Mike Mignola is mostly known these days as the creator of Hellboy, but before the big red guy debuted in 1994 he was a freelance artist who worked mainly for the big two, Marvel and DC. Mignola didn’t enjoy working on the either company’s bread and butter (superhero books) much; he would much rather have been drawing something involving monsters and/or gothic atmosphere, desires which led to the eventual creation of Hellboy. One character he did enjoy working on at the time, however, was Batman. Batman stories allowed Mignola to play up his strengths (moody lighting, gothic atmosphere, bizarre characters), and he would return to work on the Dark Knight Detective long after Hellboy became a success, presumably because he actually wanted to.
Mignola’s first major work on Batman was Gotham By Gaslight:

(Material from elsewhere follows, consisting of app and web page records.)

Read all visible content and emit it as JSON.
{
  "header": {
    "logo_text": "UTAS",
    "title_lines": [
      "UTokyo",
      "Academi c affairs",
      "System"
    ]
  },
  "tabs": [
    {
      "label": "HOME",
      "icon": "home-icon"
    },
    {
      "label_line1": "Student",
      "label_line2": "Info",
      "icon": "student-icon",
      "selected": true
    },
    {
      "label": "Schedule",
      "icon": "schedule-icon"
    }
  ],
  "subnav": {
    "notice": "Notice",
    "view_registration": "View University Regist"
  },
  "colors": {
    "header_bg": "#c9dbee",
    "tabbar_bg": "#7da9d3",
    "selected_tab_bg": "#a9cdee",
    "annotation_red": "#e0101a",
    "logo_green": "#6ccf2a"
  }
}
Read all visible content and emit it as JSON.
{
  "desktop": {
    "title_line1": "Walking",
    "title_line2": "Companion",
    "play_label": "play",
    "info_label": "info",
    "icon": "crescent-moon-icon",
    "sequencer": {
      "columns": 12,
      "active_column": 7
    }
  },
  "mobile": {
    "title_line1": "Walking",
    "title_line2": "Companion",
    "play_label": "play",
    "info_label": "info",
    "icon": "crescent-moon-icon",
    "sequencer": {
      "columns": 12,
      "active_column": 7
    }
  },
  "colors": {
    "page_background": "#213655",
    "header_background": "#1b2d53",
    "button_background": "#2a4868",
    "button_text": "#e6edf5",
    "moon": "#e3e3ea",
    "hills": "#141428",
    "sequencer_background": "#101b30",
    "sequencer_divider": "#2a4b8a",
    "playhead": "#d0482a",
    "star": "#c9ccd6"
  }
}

Gotham by Gaslight was DC’s first Elseworlds story, which allowed for interpretations of their iconic characters outside of mainstream continuity. Gaslight detailed a Batman that operated in Victorian London instead of modern day Gotham City, on the hunt for Jack The Ripper (it’s a great read, but I’m biased because it was one of the first comics I have a distinct memory of owning).
and in an issue of Legends of The Dark Knight. He also did some Batman cover work around this time, including one of my absolute favorite Batman stories that has never been collected, entitled Dark Knight, Dark City, which was written by the perennially underrated Peter Milligan.

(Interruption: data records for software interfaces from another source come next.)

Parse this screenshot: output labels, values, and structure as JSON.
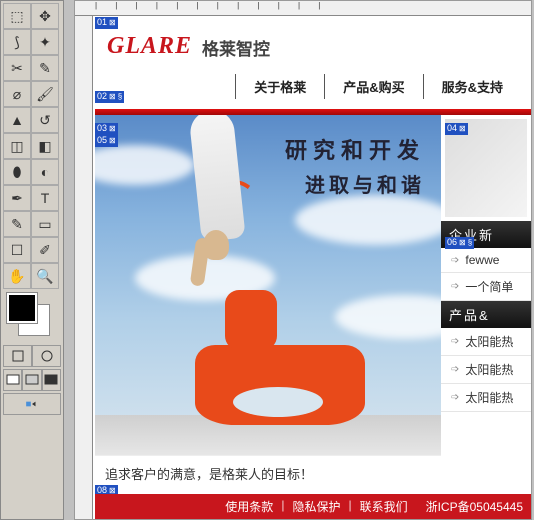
{
  "brand": {
    "en": "GLARE",
    "cn": "格莱智控"
  },
  "nav": {
    "about": "关于格莱",
    "products": "产品&购买",
    "service": "服务&支持"
  },
  "hero": {
    "line1": "研究和开发",
    "line2": "进取与和谐",
    "caption": "追求客户的满意，是格莱人的目标！"
  },
  "side": {
    "news_head": "企业新",
    "news": [
      "fewwe",
      "一个简单"
    ],
    "prod_head": "产品&",
    "prods": [
      "太阳能热",
      "太阳能热",
      "太阳能热"
    ]
  },
  "footer": {
    "terms": "使用条款",
    "privacy": "隐私保护",
    "contact": "联系我们",
    "icp": "浙ICP备05045445"
  },
  "slices": {
    "s01": "01",
    "s02": "02",
    "s03": "03",
    "s04": "04",
    "s05": "05",
    "s06": "06",
    "s08": "08"
  }
}
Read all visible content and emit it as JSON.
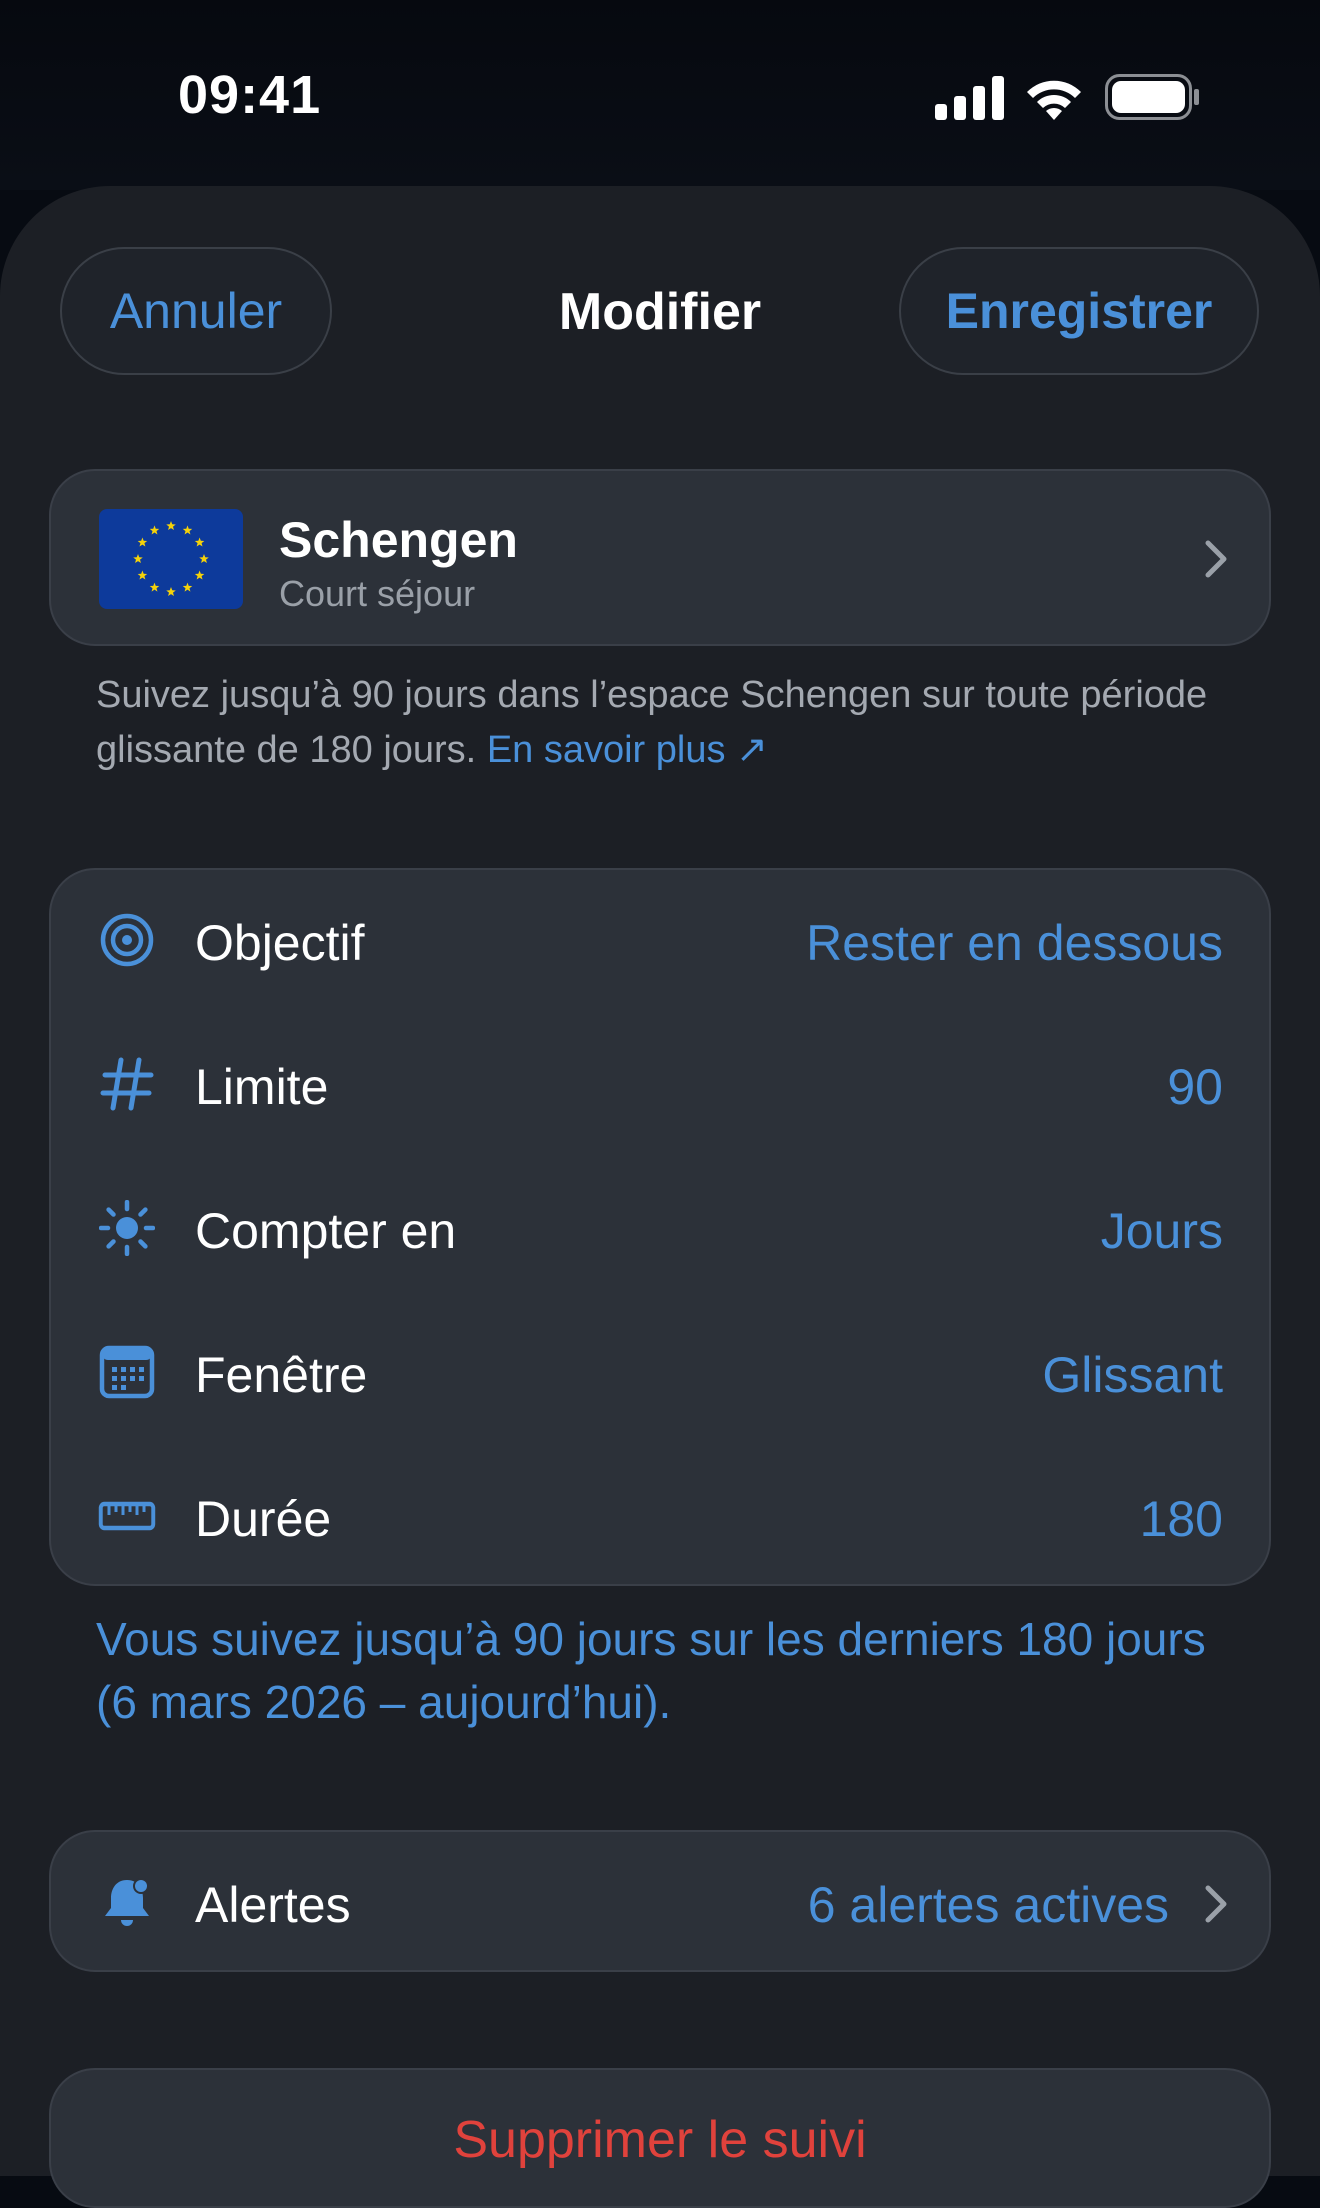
{
  "status_bar": {
    "time": "09:41",
    "icons": [
      "cellular-signal-icon",
      "wifi-icon",
      "battery-icon"
    ]
  },
  "nav": {
    "cancel_label": "Annuler",
    "title": "Modifier",
    "save_label": "Enregistrer"
  },
  "zone": {
    "flag_icon": "eu-flag-icon",
    "name": "Schengen",
    "subtitle": "Court séjour",
    "description": "Suivez jusqu’à 90 jours dans l’espace Schengen sur toute période glissante de 180 jours.",
    "link_label": "En savoir plus ↗"
  },
  "settings": [
    {
      "icon": "target-icon",
      "label": "Objectif",
      "value": "Rester en dessous"
    },
    {
      "icon": "hash-icon",
      "label": "Limite",
      "value": "90"
    },
    {
      "icon": "sun-icon",
      "label": "Compter en",
      "value": "Jours"
    },
    {
      "icon": "calendar-icon",
      "label": "Fenêtre",
      "value": "Glissant"
    },
    {
      "icon": "ruler-icon",
      "label": "Durée",
      "value": "180"
    }
  ],
  "summary": "Vous suivez jusqu’à 90 jours sur les derniers 180 jours (6 mars 2026 – aujourd’hui).",
  "alerts": {
    "icon": "bell-badge-icon",
    "label": "Alertes",
    "value": "6 alertes actives"
  },
  "delete_label": "Supprimer le suivi",
  "colors": {
    "accent": "#4a90d9",
    "destructive": "#e0423c",
    "background": "#1c1f25",
    "card": "#2c3139"
  }
}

After going to Dark Horse and working on Hellboy for a while, Mignola returned to DC in the late 90s for a two-issue crossover featuring his creator-owned character with two of theirs, Batman and Starman. The books were written by Starman writer James Robinson and as that was and still is one of my favorite series of all time, it was pretty exciting for me.
(Gotham By Gaslight, the Legends of the Dark Knight story and Batman/Hellboy/Starman have all been collected in a Mignola Batman collection, but frustratingly it’s only available in Spain, and in Spanish).
In the 2000s, Mignola had enough confidence in his writing apart from his amazing art that he started writing scripts for other artists to illustrate. One of these was Batman: The Doom That Came To Gotham, another Elseworlds story. I’ve never read it, but judging from its covers it looks like it deals with his usual fetishes of pulp fiction, H.P. Lovecraftesque creatures and the like.
Mike Mignola has also had a statue made based on his Batman work….
…and his bold, minimal style allows for great tattoo artwork, as seen below:
So while Mike Mignola’s body of Bat-work is slim when compared to others in this series, it’s had a great impact.